SAN FRANCISCO (Spire PR) –Spire, a satellite-powered data company, announced today that it has raised $25 million in Series A funding. Spire is changing its name from Nanosatisfi, with rebranding rolling out through the end of the year.
“We listen to the three-quarters of the Earth that is remote or covered by water. Our customers make global business decisions and require detailed data in regions that have been critically underserved. Spire’s offering of high frequency, high accuracy data resonated with them, particularly in the areas of global trade, weather, shipping and supply chain, illegal fishing, and maritime domain awareness. Modern remote sensing traditionally focuses on the small fraction of Earth that is covered in land and is densely populated with people,” says Peter Platzer, Spire CEO. “What happens, particularly over the oceans, is critical in understanding global systems, and our proprietary technology delivers truly global perspectives that enable our customers to make smarter decisions.”
HOUSTON (NASA PR) — It’s a bird, it’s a plane, it’s a CubeSat! With so many small, relatively inexpensive satellites deploying lately from the International Space Station, it may seem like the area referred to as low-Earth orbit, between 100 and 1,240 miles above the planet, is full of these compact cubes. The miniature satellites, or CubeSats, conduct research and demonstration missions.
HOUSTON (NASA PR) — Delivering ants to space, sloshy fluids for robotic satellites, a study on antibiotic drug resistance and other small satellites to the International Space Station can be a tough job, and now Orbital Sciences Corporation of Dulles, Va., can help carry the load. In its first commercial resupply journey after completion of NASA’s Commercial Orbital Transportation Services program, the Orbital-1 mission will deliver some very interesting new scientific investigations to the space station.

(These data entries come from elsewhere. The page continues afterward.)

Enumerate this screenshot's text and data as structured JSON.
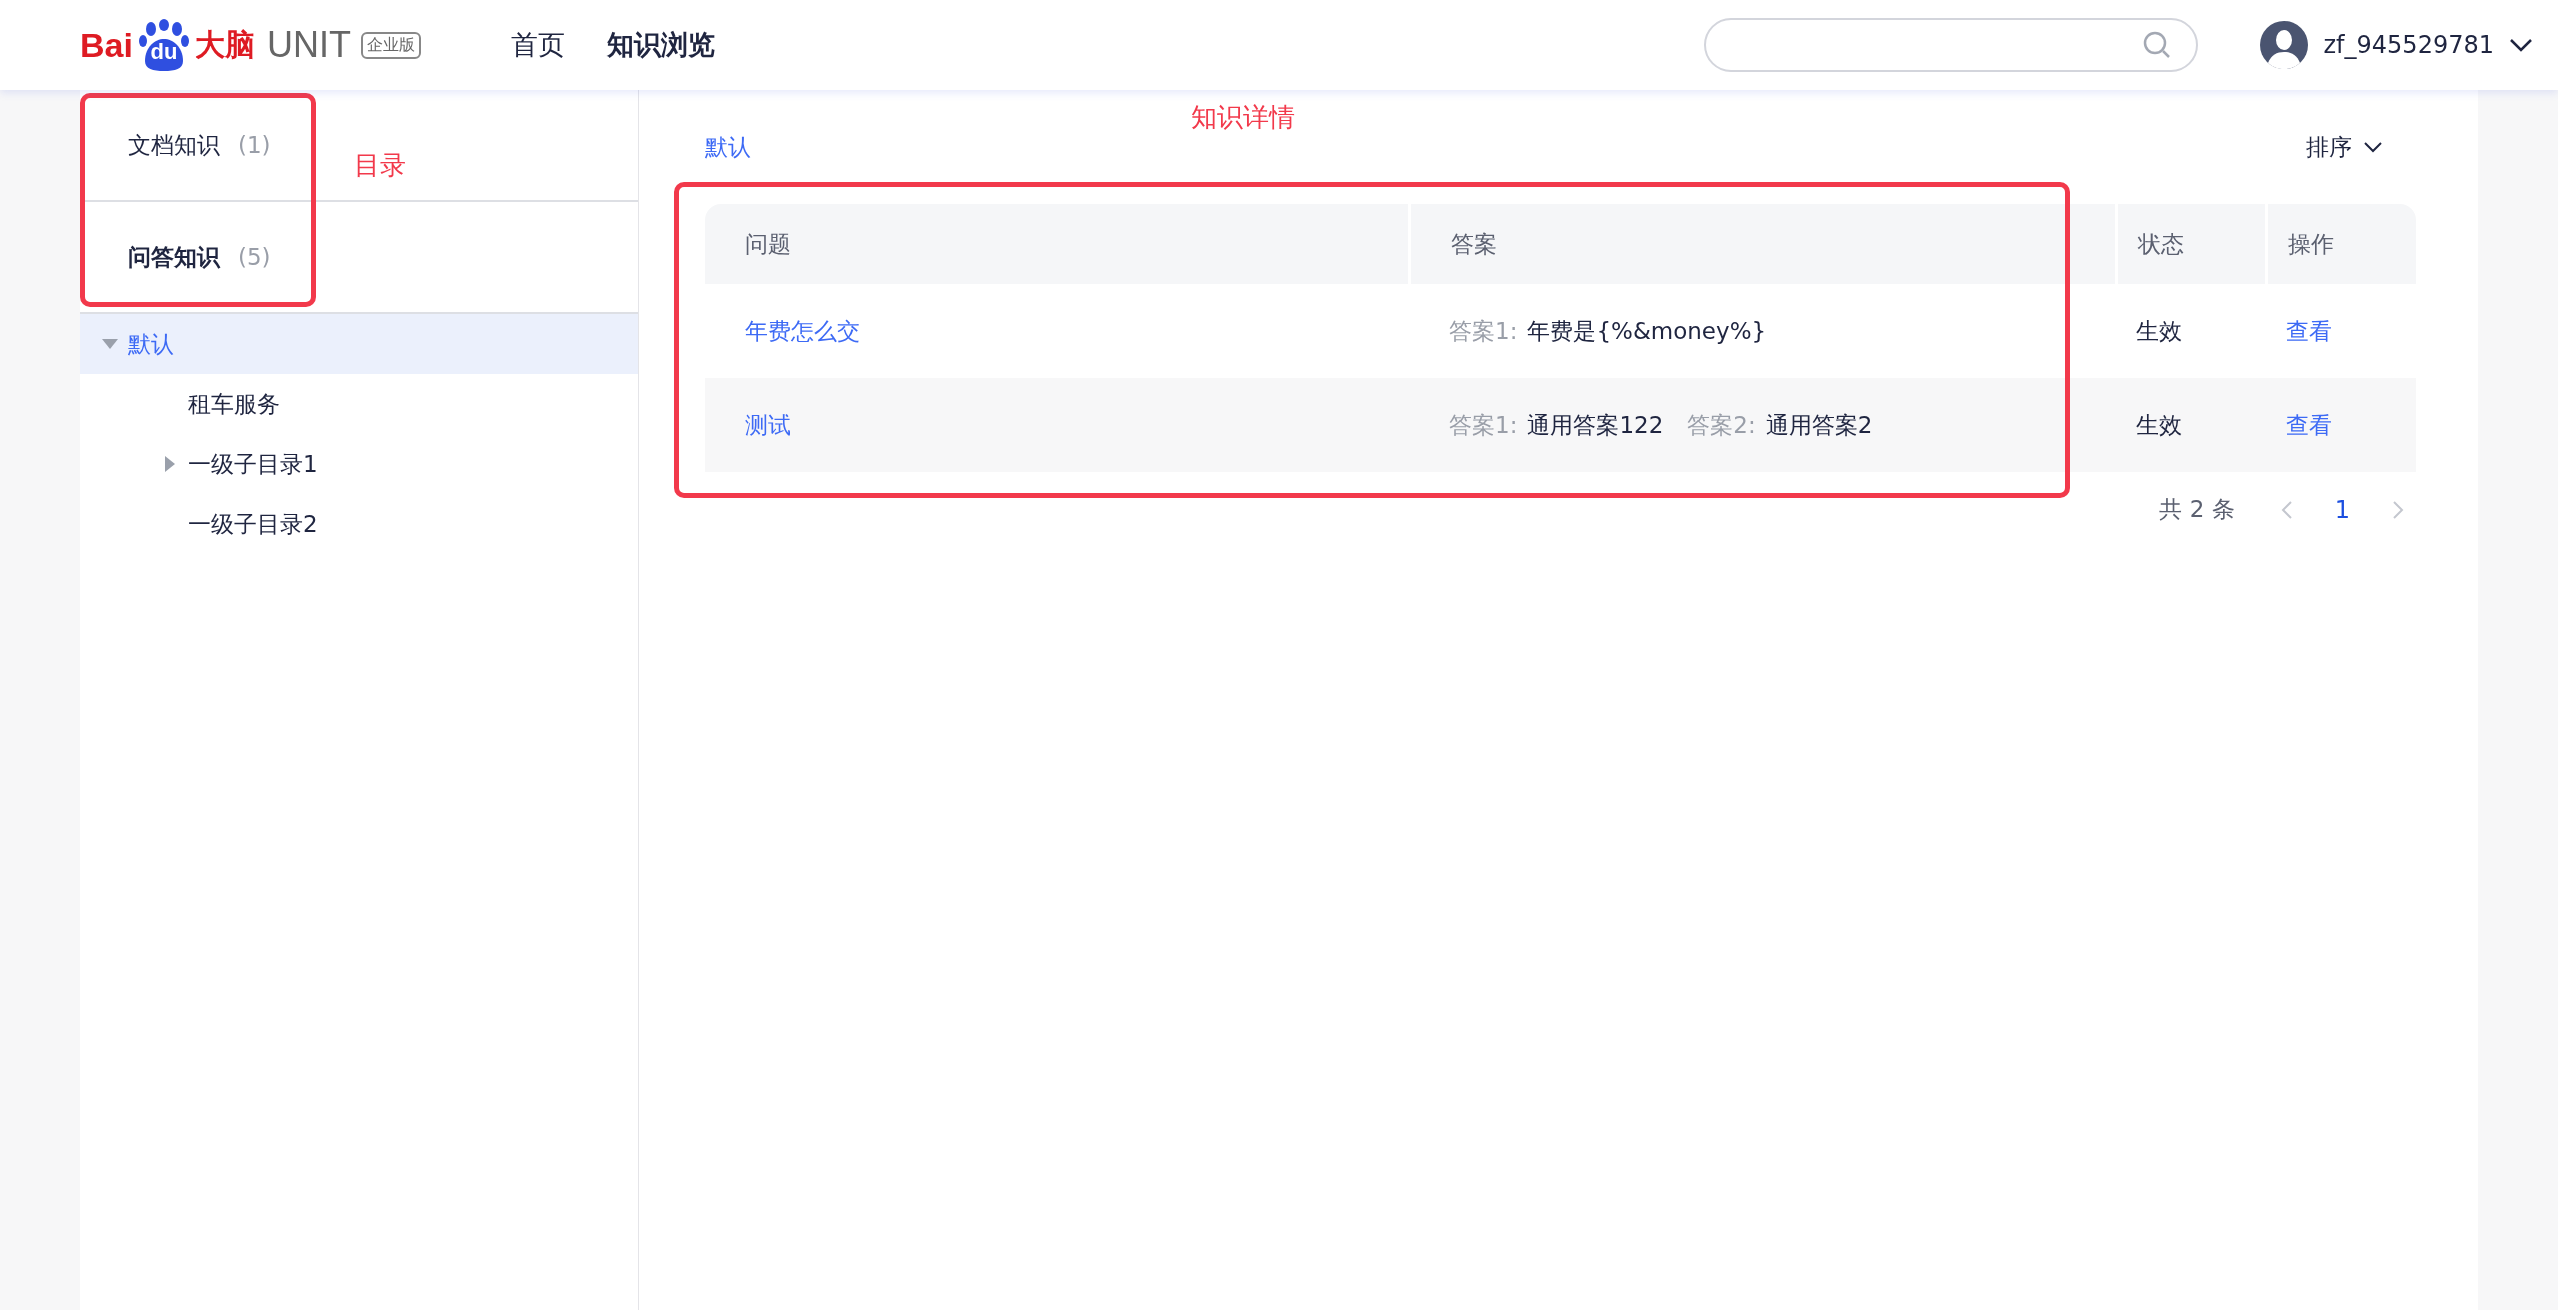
{
  "header": {
    "logo": {
      "brand": "Bai",
      "paw_text": "du",
      "product": "大脑",
      "name": "UNIT",
      "edition": "企业版"
    },
    "nav": [
      {
        "label": "首页",
        "selected": false
      },
      {
        "label": "知识浏览",
        "selected": true
      }
    ],
    "user": {
      "name": "zf_945529781"
    }
  },
  "sidebar": {
    "tabs": [
      {
        "label": "文档知识",
        "count": "(1)",
        "selected": false
      },
      {
        "label": "问答知识",
        "count": "(5)",
        "selected": true
      }
    ],
    "tree": [
      {
        "label": "默认",
        "expanded": true,
        "selected": true,
        "children": [
          {
            "label": "租车服务",
            "selected": false
          },
          {
            "label": "一级子目录1",
            "expanded": false,
            "selected": false
          },
          {
            "label": "一级子目录2",
            "selected": false
          }
        ]
      }
    ]
  },
  "main": {
    "breadcrumb": "默认",
    "sort": "排序",
    "table": {
      "columns": [
        "问题",
        "答案",
        "状态",
        "操作"
      ],
      "rows": [
        {
          "question": "年费怎么交",
          "answers": [
            {
              "label": "答案1:",
              "text": "年费是{%&money%}"
            }
          ],
          "status": "生效",
          "action": "查看"
        },
        {
          "question": "测试",
          "answers": [
            {
              "label": "答案1:",
              "text": "通用答案122"
            },
            {
              "label": "答案2:",
              "text": "通用答案2"
            }
          ],
          "status": "生效",
          "action": "查看"
        }
      ]
    },
    "pagination": {
      "total": "共 2 条",
      "pages": [
        {
          "label": "1",
          "selected": true
        }
      ]
    }
  },
  "annotations": [
    {
      "label": "目录"
    },
    {
      "label": "知识详情"
    }
  ]
}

Orbital’s Antares rocket is planned to launch Jan. 8 from Wallops Flight Facility in eastern Virginia. Antares is scheduled to deliver the Cygnus spacecraft full of new research investigations, supplies and other space station hardware to the space station on Jan. 12.

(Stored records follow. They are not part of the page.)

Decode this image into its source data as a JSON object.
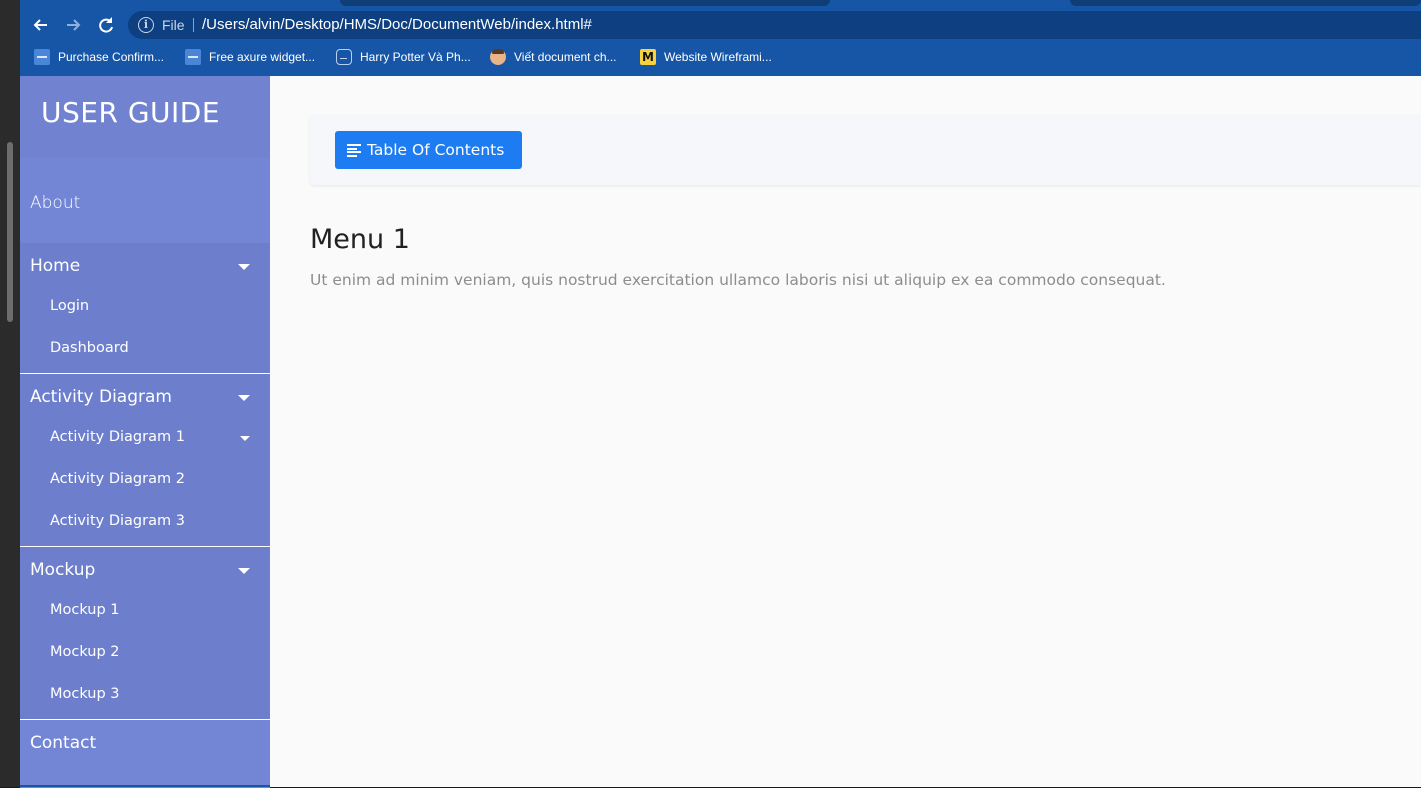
{
  "browser": {
    "back_icon": "arrow-left-icon",
    "forward_icon": "arrow-right-icon",
    "reload_icon": "reload-icon",
    "info_icon": "info-icon",
    "file_label": "File",
    "url": "/Users/alvin/Desktop/HMS/Doc/DocumentWeb/index.html#",
    "bookmarks": [
      {
        "label": "Purchase Confirm...",
        "icon": "axure-icon"
      },
      {
        "label": "Free axure widget...",
        "icon": "axure-icon"
      },
      {
        "label": "Harry Potter Và Ph...",
        "icon": "robot-icon"
      },
      {
        "label": "Viết document ch...",
        "icon": "avatar-icon"
      },
      {
        "label": "Website Wireframi...",
        "icon": "miro-icon"
      }
    ]
  },
  "sidebar": {
    "brand": "USER GUIDE",
    "about": "About",
    "groups": [
      {
        "label": "Home",
        "items": [
          "Login",
          "Dashboard"
        ]
      },
      {
        "label": "Activity Diagram",
        "items": [
          "Activity Diagram 1",
          "Activity Diagram 2",
          "Activity Diagram 3"
        ]
      },
      {
        "label": "Mockup",
        "items": [
          "Mockup 1",
          "Mockup 2",
          "Mockup 3"
        ]
      }
    ],
    "contact": "Contact"
  },
  "main": {
    "toc_button": "Table Of Contents",
    "title": "Menu 1",
    "text": "Ut enim ad minim veniam, quis nostrud exercitation ullamco laboris nisi ut aliquip ex ea commodo consequat."
  }
}
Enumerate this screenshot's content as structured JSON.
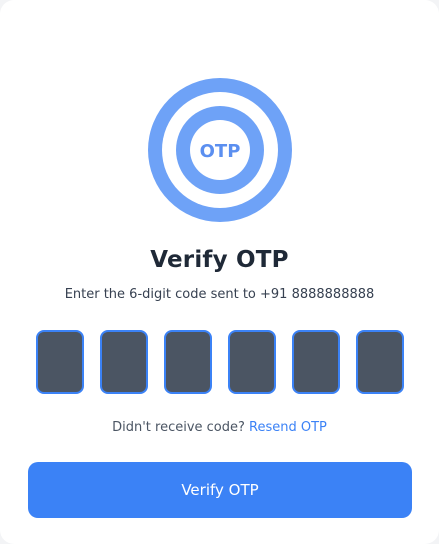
{
  "logo": {
    "text": "OTP",
    "ring_color": "#6ea2f7",
    "text_color": "#5b8ff0"
  },
  "title": "Verify OTP",
  "subtitle": "Enter the 6-digit code sent to +91 8888888888",
  "otp": {
    "digits": [
      "",
      "",
      "",
      "",
      "",
      ""
    ],
    "box_color": "#4b5563",
    "border_color": "#3b82f6"
  },
  "resend": {
    "prompt": "Didn't receive code?",
    "link_label": "Resend OTP"
  },
  "verify_button": {
    "label": "Verify OTP",
    "color": "#3b82f6"
  }
}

STRASBOURG, France (ISU PR) — ArduSat is a nonprofit corporation, established in 2012 by Peter Platzer, Jeroen Cappaert and Joel Spark, all of them alumni of the International Space University. The concept behind the corporation is simple but also very novel, namely to provide cheap and global access to space in an uncomplicated way (see also www.nanosatisfi.com for further info).

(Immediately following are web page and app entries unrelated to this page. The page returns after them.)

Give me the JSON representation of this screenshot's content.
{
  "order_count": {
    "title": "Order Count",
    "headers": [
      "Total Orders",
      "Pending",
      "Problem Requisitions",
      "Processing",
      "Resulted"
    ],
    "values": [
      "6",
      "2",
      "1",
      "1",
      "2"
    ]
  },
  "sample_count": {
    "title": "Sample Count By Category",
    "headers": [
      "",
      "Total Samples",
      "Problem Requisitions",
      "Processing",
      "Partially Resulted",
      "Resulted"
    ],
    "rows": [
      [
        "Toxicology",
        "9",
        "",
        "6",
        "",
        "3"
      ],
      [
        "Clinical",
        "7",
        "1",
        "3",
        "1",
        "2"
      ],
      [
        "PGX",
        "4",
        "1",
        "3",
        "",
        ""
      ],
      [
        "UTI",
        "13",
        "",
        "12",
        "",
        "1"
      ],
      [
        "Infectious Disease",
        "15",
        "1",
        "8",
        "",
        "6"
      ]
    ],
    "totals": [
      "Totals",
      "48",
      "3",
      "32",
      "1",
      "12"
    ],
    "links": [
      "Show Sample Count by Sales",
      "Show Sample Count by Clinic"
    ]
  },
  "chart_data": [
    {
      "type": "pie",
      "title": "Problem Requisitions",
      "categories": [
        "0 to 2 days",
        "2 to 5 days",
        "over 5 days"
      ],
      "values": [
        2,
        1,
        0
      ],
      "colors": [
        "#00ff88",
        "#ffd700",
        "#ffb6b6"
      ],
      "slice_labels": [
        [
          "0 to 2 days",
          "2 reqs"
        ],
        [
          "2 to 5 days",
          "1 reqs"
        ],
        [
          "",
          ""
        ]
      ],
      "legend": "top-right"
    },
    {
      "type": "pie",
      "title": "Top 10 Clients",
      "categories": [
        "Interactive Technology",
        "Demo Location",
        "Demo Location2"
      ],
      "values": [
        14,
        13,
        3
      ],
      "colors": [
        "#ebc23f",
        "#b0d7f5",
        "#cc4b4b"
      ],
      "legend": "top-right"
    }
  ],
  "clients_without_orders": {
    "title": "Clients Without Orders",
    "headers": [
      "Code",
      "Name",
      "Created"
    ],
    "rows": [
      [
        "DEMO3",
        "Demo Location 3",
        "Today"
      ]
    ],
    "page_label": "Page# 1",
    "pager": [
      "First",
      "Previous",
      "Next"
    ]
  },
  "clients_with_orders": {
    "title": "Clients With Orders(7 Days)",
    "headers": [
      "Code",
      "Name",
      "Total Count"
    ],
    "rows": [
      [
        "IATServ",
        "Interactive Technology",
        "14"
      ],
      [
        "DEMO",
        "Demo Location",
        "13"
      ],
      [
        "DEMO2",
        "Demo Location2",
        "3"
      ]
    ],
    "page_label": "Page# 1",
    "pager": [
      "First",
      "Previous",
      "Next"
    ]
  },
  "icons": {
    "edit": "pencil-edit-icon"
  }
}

You can read the full story by Alan Boyle and Matt Rivera here.
Meanwhile, a team from the University of Michigan’s Aerospace Engineering Department has launched a Kickstarter campaign to develop a plasma thruster capable of sending CubeSats beyond Earth orbit. The team’s partners include Planetary Resources and three NASA centers.
We are currently developing the CubeSat Ambipolar Thruster (CAT), a new plasma propulsion system which will push small spacecraft like CubeSats around in orbit or far beyond the Earth.
This new thruster technology will enable us to send low-cost satellites from the Earth to distant destinations in the Solar System. You can be a part of space exploration history! By contributing to the CAT, you can help future spacecraft make amazing discoveries about extraterrestrial bodies and further our understanding of the near-Earth environment, the Solar System, and beyond. Who knows, maybe we’ll even be able to find life on those beckoning watery moons of Jupiter or Saturn!